[Web page and app entries]
• • • • •

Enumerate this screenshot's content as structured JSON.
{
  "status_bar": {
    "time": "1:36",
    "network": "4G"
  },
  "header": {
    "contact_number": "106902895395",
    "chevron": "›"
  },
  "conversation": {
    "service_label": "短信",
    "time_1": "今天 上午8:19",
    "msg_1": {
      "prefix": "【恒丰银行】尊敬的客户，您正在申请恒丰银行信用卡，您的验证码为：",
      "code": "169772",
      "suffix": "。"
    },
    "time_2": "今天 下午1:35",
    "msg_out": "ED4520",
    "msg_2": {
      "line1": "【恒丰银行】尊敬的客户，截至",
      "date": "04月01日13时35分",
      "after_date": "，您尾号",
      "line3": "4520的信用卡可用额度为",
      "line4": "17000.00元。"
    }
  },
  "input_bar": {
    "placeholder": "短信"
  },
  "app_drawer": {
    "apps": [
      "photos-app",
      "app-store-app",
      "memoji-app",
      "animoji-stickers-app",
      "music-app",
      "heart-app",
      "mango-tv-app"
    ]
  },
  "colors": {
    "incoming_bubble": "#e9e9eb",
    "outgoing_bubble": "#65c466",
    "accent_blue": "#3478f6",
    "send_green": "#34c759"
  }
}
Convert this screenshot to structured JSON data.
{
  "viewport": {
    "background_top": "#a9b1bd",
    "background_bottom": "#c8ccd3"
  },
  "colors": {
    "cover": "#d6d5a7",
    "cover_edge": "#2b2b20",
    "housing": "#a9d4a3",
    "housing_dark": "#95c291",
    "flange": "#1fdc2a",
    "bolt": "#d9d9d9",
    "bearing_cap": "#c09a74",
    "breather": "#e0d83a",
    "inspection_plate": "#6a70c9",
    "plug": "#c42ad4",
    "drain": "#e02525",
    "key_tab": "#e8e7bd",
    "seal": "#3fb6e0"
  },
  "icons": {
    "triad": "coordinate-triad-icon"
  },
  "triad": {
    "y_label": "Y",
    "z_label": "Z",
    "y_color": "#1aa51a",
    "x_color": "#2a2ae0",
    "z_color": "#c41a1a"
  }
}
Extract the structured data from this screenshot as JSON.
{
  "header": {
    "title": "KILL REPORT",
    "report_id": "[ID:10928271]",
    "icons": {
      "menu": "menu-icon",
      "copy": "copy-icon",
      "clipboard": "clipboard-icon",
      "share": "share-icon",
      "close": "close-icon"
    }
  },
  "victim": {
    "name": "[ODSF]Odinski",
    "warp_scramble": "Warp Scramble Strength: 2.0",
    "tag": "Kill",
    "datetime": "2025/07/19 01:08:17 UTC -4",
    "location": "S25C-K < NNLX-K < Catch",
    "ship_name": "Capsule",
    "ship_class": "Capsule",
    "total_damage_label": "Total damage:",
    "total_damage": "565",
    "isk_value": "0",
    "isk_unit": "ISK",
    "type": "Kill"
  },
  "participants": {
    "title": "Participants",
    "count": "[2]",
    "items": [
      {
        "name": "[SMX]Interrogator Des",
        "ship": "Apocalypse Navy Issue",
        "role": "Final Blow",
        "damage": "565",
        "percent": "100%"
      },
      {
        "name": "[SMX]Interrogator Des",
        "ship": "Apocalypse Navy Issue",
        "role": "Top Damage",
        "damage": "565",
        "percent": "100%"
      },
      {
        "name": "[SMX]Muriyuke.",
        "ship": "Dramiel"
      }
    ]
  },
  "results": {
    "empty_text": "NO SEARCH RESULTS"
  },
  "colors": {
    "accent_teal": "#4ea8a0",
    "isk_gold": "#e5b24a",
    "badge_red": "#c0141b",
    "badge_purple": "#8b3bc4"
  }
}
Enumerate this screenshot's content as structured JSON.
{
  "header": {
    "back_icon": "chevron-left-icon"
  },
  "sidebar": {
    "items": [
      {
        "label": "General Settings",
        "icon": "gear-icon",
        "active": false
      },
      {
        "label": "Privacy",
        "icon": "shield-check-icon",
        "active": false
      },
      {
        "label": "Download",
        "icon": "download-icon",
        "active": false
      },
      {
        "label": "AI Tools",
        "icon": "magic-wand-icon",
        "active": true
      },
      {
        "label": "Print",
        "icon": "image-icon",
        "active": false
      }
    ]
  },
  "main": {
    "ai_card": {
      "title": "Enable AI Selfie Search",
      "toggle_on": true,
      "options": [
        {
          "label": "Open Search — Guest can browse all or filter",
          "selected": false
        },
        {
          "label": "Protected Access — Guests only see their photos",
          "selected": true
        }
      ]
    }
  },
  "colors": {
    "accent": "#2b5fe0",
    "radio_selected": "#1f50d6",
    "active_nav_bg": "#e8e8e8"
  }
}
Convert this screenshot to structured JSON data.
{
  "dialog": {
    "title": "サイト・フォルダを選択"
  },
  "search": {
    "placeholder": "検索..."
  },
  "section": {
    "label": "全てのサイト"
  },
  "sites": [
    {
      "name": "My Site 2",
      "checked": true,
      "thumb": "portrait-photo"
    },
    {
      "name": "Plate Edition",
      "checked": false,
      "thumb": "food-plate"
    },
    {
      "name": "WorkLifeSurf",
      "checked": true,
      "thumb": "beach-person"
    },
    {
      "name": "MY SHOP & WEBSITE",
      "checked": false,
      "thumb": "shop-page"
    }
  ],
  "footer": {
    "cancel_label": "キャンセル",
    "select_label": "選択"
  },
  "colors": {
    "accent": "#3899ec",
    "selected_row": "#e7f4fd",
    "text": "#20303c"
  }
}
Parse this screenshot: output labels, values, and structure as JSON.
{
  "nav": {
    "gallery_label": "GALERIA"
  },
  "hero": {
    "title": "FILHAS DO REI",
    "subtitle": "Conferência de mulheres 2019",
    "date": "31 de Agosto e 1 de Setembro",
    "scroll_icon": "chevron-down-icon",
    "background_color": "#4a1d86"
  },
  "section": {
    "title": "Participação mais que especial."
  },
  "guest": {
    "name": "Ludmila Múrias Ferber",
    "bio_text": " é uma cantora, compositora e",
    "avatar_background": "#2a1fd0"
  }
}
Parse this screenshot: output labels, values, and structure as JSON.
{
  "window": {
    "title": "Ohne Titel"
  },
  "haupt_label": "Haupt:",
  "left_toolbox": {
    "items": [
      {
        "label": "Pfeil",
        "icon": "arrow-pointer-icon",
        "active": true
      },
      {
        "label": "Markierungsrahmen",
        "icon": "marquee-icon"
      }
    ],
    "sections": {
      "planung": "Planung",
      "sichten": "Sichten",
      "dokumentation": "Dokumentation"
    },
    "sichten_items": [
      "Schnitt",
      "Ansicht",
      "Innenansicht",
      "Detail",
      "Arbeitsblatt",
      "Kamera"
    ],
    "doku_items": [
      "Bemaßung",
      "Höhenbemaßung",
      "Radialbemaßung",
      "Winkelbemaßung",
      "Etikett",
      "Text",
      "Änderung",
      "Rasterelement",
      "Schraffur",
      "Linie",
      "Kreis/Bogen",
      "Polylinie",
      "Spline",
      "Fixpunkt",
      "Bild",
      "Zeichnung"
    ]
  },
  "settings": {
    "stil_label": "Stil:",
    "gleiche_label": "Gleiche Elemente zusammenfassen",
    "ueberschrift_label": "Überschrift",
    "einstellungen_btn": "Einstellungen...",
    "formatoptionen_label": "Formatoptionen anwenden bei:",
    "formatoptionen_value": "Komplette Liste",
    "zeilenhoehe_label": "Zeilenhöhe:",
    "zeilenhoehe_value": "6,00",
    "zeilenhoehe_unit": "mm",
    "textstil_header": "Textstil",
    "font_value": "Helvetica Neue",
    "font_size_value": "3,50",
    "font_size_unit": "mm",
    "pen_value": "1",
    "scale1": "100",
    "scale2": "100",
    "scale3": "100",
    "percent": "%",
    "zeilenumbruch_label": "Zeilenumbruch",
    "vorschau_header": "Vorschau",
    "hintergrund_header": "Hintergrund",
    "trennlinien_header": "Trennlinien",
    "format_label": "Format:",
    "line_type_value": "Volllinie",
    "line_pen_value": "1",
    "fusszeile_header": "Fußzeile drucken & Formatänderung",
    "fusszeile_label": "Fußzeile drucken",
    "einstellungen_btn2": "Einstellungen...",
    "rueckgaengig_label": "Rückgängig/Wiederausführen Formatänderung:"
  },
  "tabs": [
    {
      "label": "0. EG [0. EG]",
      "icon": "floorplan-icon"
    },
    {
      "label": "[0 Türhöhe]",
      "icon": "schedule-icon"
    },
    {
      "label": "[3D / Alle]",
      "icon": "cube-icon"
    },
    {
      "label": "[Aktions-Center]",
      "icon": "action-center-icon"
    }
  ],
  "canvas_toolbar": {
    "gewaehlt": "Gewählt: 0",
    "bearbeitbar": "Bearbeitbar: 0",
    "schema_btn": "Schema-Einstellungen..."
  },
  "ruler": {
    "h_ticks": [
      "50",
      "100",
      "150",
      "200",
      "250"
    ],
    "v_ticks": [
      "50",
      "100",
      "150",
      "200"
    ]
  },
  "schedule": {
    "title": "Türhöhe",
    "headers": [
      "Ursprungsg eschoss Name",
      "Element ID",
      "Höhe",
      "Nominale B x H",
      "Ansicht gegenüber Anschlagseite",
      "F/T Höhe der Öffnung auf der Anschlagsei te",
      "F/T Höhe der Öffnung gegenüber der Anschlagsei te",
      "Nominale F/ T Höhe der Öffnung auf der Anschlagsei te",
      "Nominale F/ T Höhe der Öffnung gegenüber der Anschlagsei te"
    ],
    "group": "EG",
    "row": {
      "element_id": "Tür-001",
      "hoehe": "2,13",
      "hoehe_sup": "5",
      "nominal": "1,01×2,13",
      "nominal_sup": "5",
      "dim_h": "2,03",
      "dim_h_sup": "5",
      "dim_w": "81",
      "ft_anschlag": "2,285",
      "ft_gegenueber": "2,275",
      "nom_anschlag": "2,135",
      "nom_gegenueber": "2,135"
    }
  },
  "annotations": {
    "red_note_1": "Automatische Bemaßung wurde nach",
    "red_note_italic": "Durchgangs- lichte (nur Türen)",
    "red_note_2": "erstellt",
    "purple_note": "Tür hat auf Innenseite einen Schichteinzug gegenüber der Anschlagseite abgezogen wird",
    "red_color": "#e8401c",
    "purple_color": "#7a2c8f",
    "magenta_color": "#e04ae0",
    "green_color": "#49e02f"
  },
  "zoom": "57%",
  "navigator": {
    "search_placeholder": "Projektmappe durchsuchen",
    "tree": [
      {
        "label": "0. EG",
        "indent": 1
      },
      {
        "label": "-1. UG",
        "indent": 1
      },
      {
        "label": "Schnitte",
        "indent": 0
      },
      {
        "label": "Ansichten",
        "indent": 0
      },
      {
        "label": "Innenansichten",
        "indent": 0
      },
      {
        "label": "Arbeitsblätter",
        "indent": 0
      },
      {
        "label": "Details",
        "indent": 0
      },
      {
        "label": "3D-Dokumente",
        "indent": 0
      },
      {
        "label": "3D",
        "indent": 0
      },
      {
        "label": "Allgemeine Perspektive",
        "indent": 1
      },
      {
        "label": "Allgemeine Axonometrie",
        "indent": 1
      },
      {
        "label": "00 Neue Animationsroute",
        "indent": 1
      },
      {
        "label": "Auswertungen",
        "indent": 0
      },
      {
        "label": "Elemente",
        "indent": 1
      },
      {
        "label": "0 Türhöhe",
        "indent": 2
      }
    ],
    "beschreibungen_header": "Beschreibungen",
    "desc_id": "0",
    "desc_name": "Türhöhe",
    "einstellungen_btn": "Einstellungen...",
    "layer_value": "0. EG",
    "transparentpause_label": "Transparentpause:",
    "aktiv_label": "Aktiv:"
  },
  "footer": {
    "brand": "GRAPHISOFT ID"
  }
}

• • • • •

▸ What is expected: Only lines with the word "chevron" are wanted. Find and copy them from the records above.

▸ Answer section:
    "chevron": "›"
    "back_icon": "chevron-left-icon"
    "scroll_icon": "chevron-down-icon",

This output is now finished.